Intel’s Diane Bryant, one of the company’s highest-profile executives, disappeared from our ranking after taking a leave of absence in May. The company has said her new role will be announced later this year.
Rounding out our departing MPWs were three executives—GE’s Beth Comstock, Verizon’s Marni Walden, and Citigroup’s Jane Fraser— who ran smaller divisions and fell off the list to make room for new CEOs and women running larger businesses.
2016 Rank and Title of this Year’s MPW List Drop-Offs
- No. 9 – Irene Rosenfeld, CEO and Chairman, Mondelez (mdlz)
- No. 19 – Rosalind Brewer, CEO and President, Sam’s Club, Walmart (wmt)
- No. 21 – Susan Cameron, CEO and President, Reynolds American
- No. 25 – Ursula Burns, CEO and Chairman, Xerox (xrx)
- No. 40 – Marni Walden, EVP/President, Product Innovation and New Businesses, Verizon Communications (vza)
- No. 44 – Diane Bryant, EVP and GM, Data Center Group, Intel (intc)
- No. 46 – Jane Fraser, CEO, Latin America, Citigroup (c)

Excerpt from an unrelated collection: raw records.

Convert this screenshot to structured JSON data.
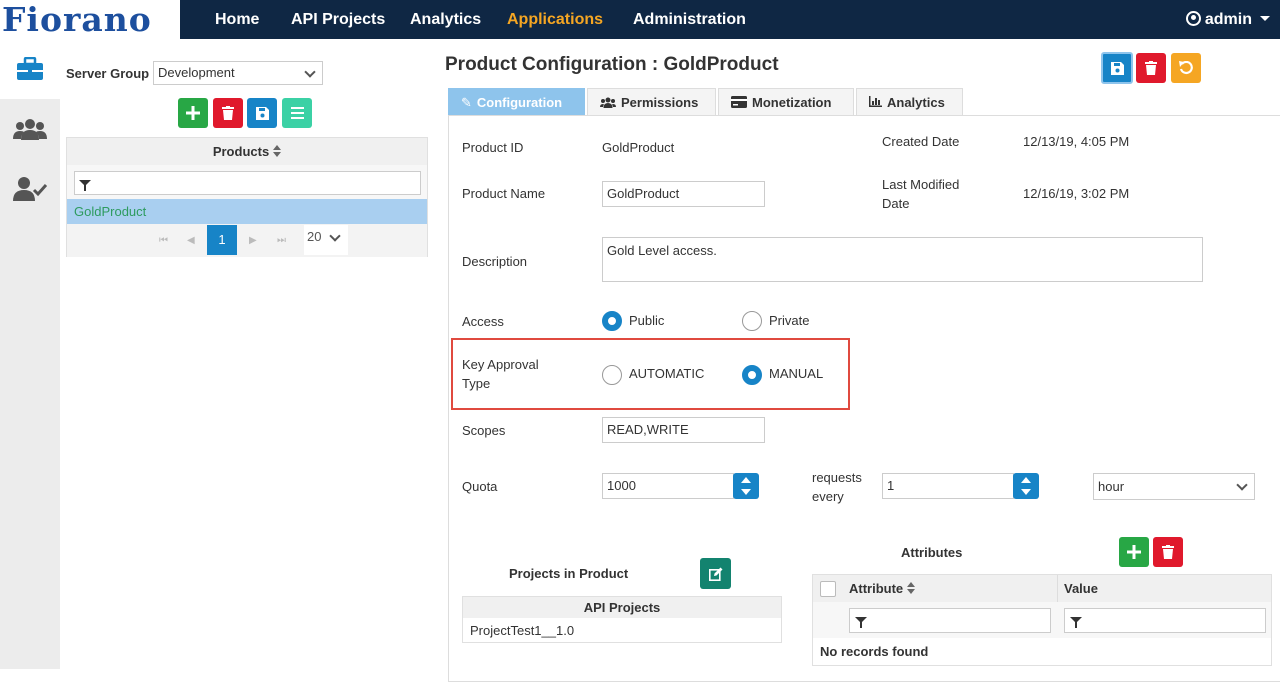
{
  "brand": {
    "logo_text": "Fiorano"
  },
  "nav": {
    "items": [
      "Home",
      "API Projects",
      "Analytics",
      "Applications",
      "Administration"
    ],
    "active": "Applications",
    "user": "admin"
  },
  "rail": {
    "icons": [
      "briefcase-icon",
      "users-icon",
      "user-check-icon"
    ]
  },
  "left_panel": {
    "server_group_label": "Server Group",
    "server_group_value": "Development",
    "grid_header": "Products",
    "rows": [
      "GoldProduct"
    ],
    "pager": {
      "current_page": "1",
      "page_size": "20"
    }
  },
  "page": {
    "title": "Product Configuration : GoldProduct",
    "tabs": [
      "Configuration",
      "Permissions",
      "Monetization",
      "Analytics"
    ],
    "active_tab": "Configuration"
  },
  "form": {
    "product_id_label": "Product ID",
    "product_id_value": "GoldProduct",
    "product_name_label": "Product Name",
    "product_name_value": "GoldProduct",
    "created_label": "Created Date",
    "created_value": "12/13/19, 4:05 PM",
    "modified_label_1": "Last Modified",
    "modified_label_2": "Date",
    "modified_value": "12/16/19, 3:02 PM",
    "description_label": "Description",
    "description_value": "Gold Level access.",
    "access_label": "Access",
    "access_options": [
      "Public",
      "Private"
    ],
    "access_selected": "Public",
    "key_approval_label_1": "Key Approval",
    "key_approval_label_2": "Type",
    "key_approval_options": [
      "AUTOMATIC",
      "MANUAL"
    ],
    "key_approval_selected": "MANUAL",
    "scopes_label": "Scopes",
    "scopes_value": "READ,WRITE",
    "quota_label": "Quota",
    "quota_value": "1000",
    "requests_label_1": "requests",
    "requests_label_2": "every",
    "requests_every_value": "1",
    "period_value": "hour"
  },
  "projects": {
    "title": "Projects in Product",
    "column": "API Projects",
    "rows": [
      "ProjectTest1__1.0"
    ]
  },
  "attributes": {
    "title": "Attributes",
    "columns": [
      "Attribute",
      "Value"
    ],
    "empty_text": "No records found"
  },
  "colors": {
    "navbar": "#0f2744",
    "accent": "#f5a623",
    "primary": "#1784c7",
    "danger": "#e0192c",
    "success": "#28a745",
    "highlight_border": "#e04a3f"
  }
}
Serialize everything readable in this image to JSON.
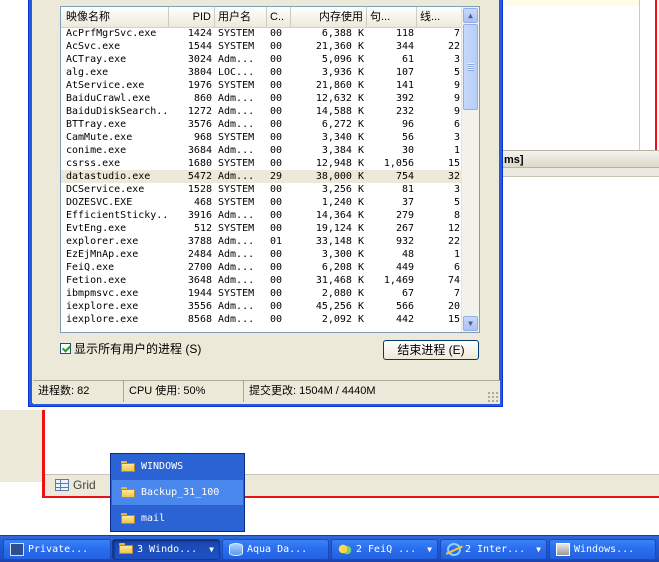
{
  "background": {
    "splitter_label": "ms]",
    "grid_tab_label": "Grid"
  },
  "task_manager": {
    "columns": [
      {
        "label": "映像名称"
      },
      {
        "label": "PID"
      },
      {
        "label": "用户名"
      },
      {
        "label": "C.."
      },
      {
        "label": "内存使用"
      },
      {
        "label": "句..."
      },
      {
        "label": "线..."
      }
    ],
    "processes": [
      [
        "AcPrfMgrSvc.exe",
        "1424",
        "SYSTEM",
        "00",
        "6,388 K",
        "118",
        "7"
      ],
      [
        "AcSvc.exe",
        "1544",
        "SYSTEM",
        "00",
        "21,360 K",
        "344",
        "22"
      ],
      [
        "ACTray.exe",
        "3024",
        "Adm...",
        "00",
        "5,096 K",
        "61",
        "3"
      ],
      [
        "alg.exe",
        "3804",
        "LOC...",
        "00",
        "3,936 K",
        "107",
        "5"
      ],
      [
        "AtService.exe",
        "1976",
        "SYSTEM",
        "00",
        "21,860 K",
        "141",
        "9"
      ],
      [
        "BaiduCrawl.exe",
        "860",
        "Adm...",
        "00",
        "12,632 K",
        "392",
        "9"
      ],
      [
        "BaiduDiskSearch...",
        "1272",
        "Adm...",
        "00",
        "14,588 K",
        "232",
        "9"
      ],
      [
        "BTTray.exe",
        "3576",
        "Adm...",
        "00",
        "6,272 K",
        "96",
        "6"
      ],
      [
        "CamMute.exe",
        "968",
        "SYSTEM",
        "00",
        "3,340 K",
        "56",
        "3"
      ],
      [
        "conime.exe",
        "3684",
        "Adm...",
        "00",
        "3,384 K",
        "30",
        "1"
      ],
      [
        "csrss.exe",
        "1680",
        "SYSTEM",
        "00",
        "12,948 K",
        "1,056",
        "15"
      ],
      [
        "datastudio.exe",
        "5472",
        "Adm...",
        "29",
        "38,000 K",
        "754",
        "32"
      ],
      [
        "DCService.exe",
        "1528",
        "SYSTEM",
        "00",
        "3,256 K",
        "81",
        "3"
      ],
      [
        "DOZESVC.EXE",
        "468",
        "SYSTEM",
        "00",
        "1,240 K",
        "37",
        "5"
      ],
      [
        "EfficientSticky...",
        "3916",
        "Adm...",
        "00",
        "14,364 K",
        "279",
        "8"
      ],
      [
        "EvtEng.exe",
        "512",
        "SYSTEM",
        "00",
        "19,124 K",
        "267",
        "12"
      ],
      [
        "explorer.exe",
        "3788",
        "Adm...",
        "01",
        "33,148 K",
        "932",
        "22"
      ],
      [
        "EzEjMnAp.exe",
        "2484",
        "Adm...",
        "00",
        "3,300 K",
        "48",
        "1"
      ],
      [
        "FeiQ.exe",
        "2700",
        "Adm...",
        "00",
        "6,208 K",
        "449",
        "6"
      ],
      [
        "Fetion.exe",
        "3648",
        "Adm...",
        "00",
        "31,468 K",
        "1,469",
        "74"
      ],
      [
        "ibmpmsvc.exe",
        "1944",
        "SYSTEM",
        "00",
        "2,080 K",
        "67",
        "7"
      ],
      [
        "iexplore.exe",
        "3556",
        "Adm...",
        "00",
        "45,256 K",
        "566",
        "20"
      ],
      [
        "iexplore.exe",
        "8568",
        "Adm...",
        "00",
        "2,092 K",
        "442",
        "15"
      ]
    ],
    "show_all_users_label": "显示所有用户的进程 (S)",
    "end_process_label": "结束进程 (E)",
    "status": {
      "processes": "进程数: 82",
      "cpu": "CPU 使用: 50%",
      "commit": "提交更改: 1504M / 4440M"
    }
  },
  "jump_list": {
    "items": [
      "WINDOWS",
      "Backup_31_100",
      "mail"
    ]
  },
  "taskbar": {
    "buttons": [
      "Private...",
      "3 Windo...",
      "Aqua Da...",
      "2 FeiQ ...",
      "2 Inter...",
      "Windows..."
    ]
  }
}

- No. 48 – Beth Comstock, Vice Chair, General Electric (ge)